(Component data from apps and pages)
■ ■ ■ ■
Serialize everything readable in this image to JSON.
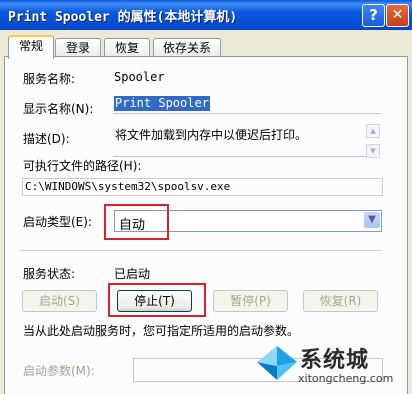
{
  "window": {
    "title": "Print Spooler 的属性(本地计算机)",
    "help_glyph": "?",
    "close_glyph": "✕"
  },
  "tabs": [
    "常规",
    "登录",
    "恢复",
    "依存关系"
  ],
  "general": {
    "service_name_label": "服务名称:",
    "service_name": "Spooler",
    "display_name_label": "显示名称(N):",
    "display_name": "Print Spooler",
    "description_label": "描述(D):",
    "description": "将文件加载到内存中以便迟后打印。",
    "exe_path_label": "可执行文件的路径(H):",
    "exe_path": "C:\\WINDOWS\\system32\\spoolsv.exe",
    "startup_type_label": "启动类型(E):",
    "startup_type": "自动",
    "status_label": "服务状态:",
    "status": "已启动",
    "buttons": {
      "start": "启动(S)",
      "stop": "停止(T)",
      "pause": "暂停(P)",
      "resume": "恢复(R)"
    },
    "hint": "当从此处启动服务时，您可指定所适用的启动参数。",
    "params_label": "启动参数(M):",
    "params_value": ""
  },
  "watermark": {
    "text_cn": "系统城",
    "text_en": "xitongcheng.com"
  },
  "colors": {
    "highlight_box": "#d9232a",
    "titlebar": "#0a5ae0",
    "selection": "#316ac5"
  }
}
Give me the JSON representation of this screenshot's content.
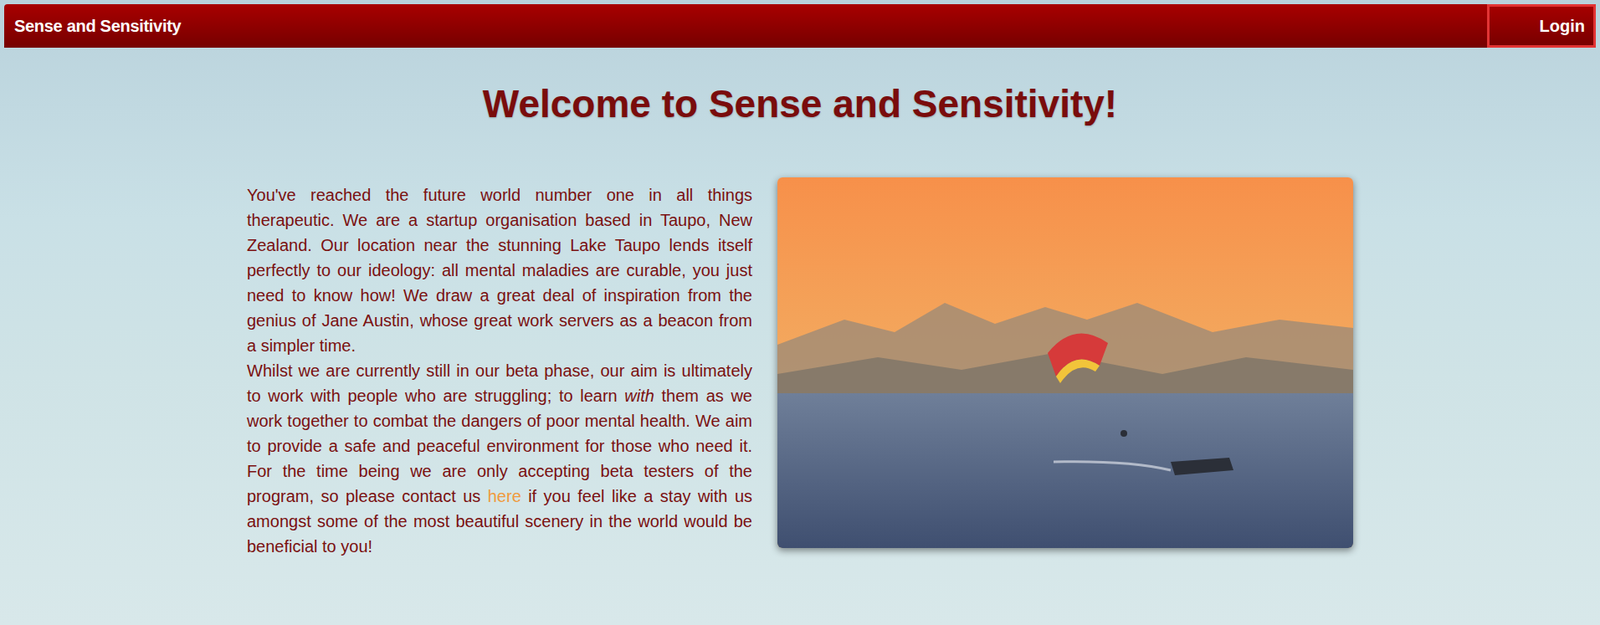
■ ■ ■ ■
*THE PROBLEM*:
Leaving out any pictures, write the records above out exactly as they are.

*RESULT OF THIS TASK*:
Serialize everything readable in this image to JSON.
{
  "window": {
    "title": "Print Spooler 的属性(本地计算机)",
    "help_glyph": "?",
    "close_glyph": "✕"
  },
  "tabs": [
    "常规",
    "登录",
    "恢复",
    "依存关系"
  ],
  "general": {
    "service_name_label": "服务名称:",
    "service_name": "Spooler",
    "display_name_label": "显示名称(N):",
    "display_name": "Print Spooler",
    "description_label": "描述(D):",
    "description": "将文件加载到内存中以便迟后打印。",
    "exe_path_label": "可执行文件的路径(H):",
    "exe_path": "C:\\WINDOWS\\system32\\spoolsv.exe",
    "startup_type_label": "启动类型(E):",
    "startup_type": "自动",
    "status_label": "服务状态:",
    "status": "已启动",
    "buttons": {
      "start": "启动(S)",
      "stop": "停止(T)",
      "pause": "暂停(P)",
      "resume": "恢复(R)"
    },
    "hint": "当从此处启动服务时，您可指定所适用的启动参数。",
    "params_label": "启动参数(M):",
    "params_value": ""
  },
  "watermark": {
    "text_cn": "系统城",
    "text_en": "xitongcheng.com"
  },
  "colors": {
    "highlight_box": "#d9232a",
    "titlebar": "#0a5ae0",
    "selection": "#316ac5"
  }
}
Give me the JSON representation of this screenshot's content.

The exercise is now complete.